When I first got to the States at just seven years old, I had no idea I would be calling it my new home. See, I had just spent my first seven years in the Philippines and was informed that we would now be living in Korea. The trip to the United States? That would just be a short vacation to explore some American soil. Soon enough, I figured out that the vacation would be a more permanent one, as I've been exploring American soil for over twelve years now.

And frankly, I had grown tired of it.

Don't get me wrong, I absolutely love Florida and the States. No other nation would be as welcoming as the US to an immigrant like me. But I've grown accustomed to it. Grown apathetic to the commercialism and rampant materialism.

And so I've been itching for something different. An itch that stayed dormant since my departure from the Philippines, but one that erupted again once I found myself in the heart of Merida, Mexico. During my month stay in Mexico, I felt connected to the city and the people. Every aspect of my trip was genuine and although I faced hardship and a very obvious language barrier, the locals were sure to pick me up with their words as I tried to communicate with them in half broken Spanish and half body language that looked like a madman had just found themselves on the streets of Merida. It was beautiful. And so I longed for an experience similar to that one ever since.

Around a month ago, I was introduced to Global Citizen Year. In a hurry, I applied to the program, thinking it could be the one. The one opportunity to send me back. An opportunity to reconnect with my roots and take what I learned in the States and rekindle my passion for a close and loving community. I had to force myself to stop daydreaming about GCY because I knew that the chance of being accepted was slim. Even then, I couldn't help but think of how my future would be shaped if I were able to take the year in a foreign land.

And so I waited.

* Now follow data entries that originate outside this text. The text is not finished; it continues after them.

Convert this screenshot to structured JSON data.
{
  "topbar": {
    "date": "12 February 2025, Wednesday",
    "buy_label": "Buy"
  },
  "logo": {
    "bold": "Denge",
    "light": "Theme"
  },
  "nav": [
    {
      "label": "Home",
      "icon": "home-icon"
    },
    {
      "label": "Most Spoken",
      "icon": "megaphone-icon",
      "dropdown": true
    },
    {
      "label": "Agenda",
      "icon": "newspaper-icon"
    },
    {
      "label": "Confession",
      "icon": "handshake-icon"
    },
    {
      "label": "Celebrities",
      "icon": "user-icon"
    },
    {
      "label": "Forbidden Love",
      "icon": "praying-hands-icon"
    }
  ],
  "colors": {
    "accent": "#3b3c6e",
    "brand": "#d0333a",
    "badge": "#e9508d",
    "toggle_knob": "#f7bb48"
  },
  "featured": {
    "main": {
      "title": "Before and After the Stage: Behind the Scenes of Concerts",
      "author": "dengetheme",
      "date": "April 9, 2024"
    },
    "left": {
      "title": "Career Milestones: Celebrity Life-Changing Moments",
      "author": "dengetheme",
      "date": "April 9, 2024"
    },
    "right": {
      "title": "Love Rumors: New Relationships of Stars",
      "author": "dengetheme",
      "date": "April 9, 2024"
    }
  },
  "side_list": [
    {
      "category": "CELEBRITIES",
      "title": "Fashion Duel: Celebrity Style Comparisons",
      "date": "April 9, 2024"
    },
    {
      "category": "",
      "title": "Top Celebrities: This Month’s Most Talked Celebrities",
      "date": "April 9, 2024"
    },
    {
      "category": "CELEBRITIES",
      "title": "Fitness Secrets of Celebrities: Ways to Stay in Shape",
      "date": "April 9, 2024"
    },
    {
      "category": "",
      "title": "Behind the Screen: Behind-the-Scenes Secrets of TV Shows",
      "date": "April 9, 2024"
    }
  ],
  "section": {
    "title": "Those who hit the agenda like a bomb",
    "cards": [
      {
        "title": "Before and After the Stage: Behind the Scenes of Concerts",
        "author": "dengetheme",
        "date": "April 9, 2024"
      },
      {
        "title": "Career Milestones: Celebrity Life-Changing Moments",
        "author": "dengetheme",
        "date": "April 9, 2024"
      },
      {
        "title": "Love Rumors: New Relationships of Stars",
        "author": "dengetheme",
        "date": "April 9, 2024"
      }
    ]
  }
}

I got moved to the interview round. Excited but trying not to keep my hopes up, I attempted to keep a cool and collected demeanor. An attempt that fell through as soon as I started the interview. I couldn't stop bubbling about how much I loved the idea of GCY and its opportunity. The interviewer laughed cheerfully at my enthusiasm and told me to look out for an email in the upcoming days with a smile. I was elated.

"Congratulations! You're going to India!"

No way. Is this real life? My heart pounded as my dreams came true. I would be spending the next year in India, teaching children and taking up apprenticeships while enjoying the community of Pune. The only problem was money. No longer was this a choice of passion, but one of practicality. Is a year in India worth the hefty investment?

Have you ever had an itch? Not just any itch. The kind that starts out pretty small, where it's almost just an annoyance. If you let that itch be, it'll start to grow. At first, you can distract yourself from it. But soon enough, the itch starts occupying your mind. You try to read a book, watch TV, play sports to keep your mind off that itch. It's no use. The itch is all you can think about now. It grows and grows until everything you've learned regarding the importance of not scratching an itch goes straight out the window. It doesn't matter anymore. You need to scratch that itch. You fight hard, but it's too much. Even the smallest itch grows to become unbearable to the point where your entire being at that moment only exists to scratch that itch.

So yeah, I think it's worth it.

Catch me in in India next year.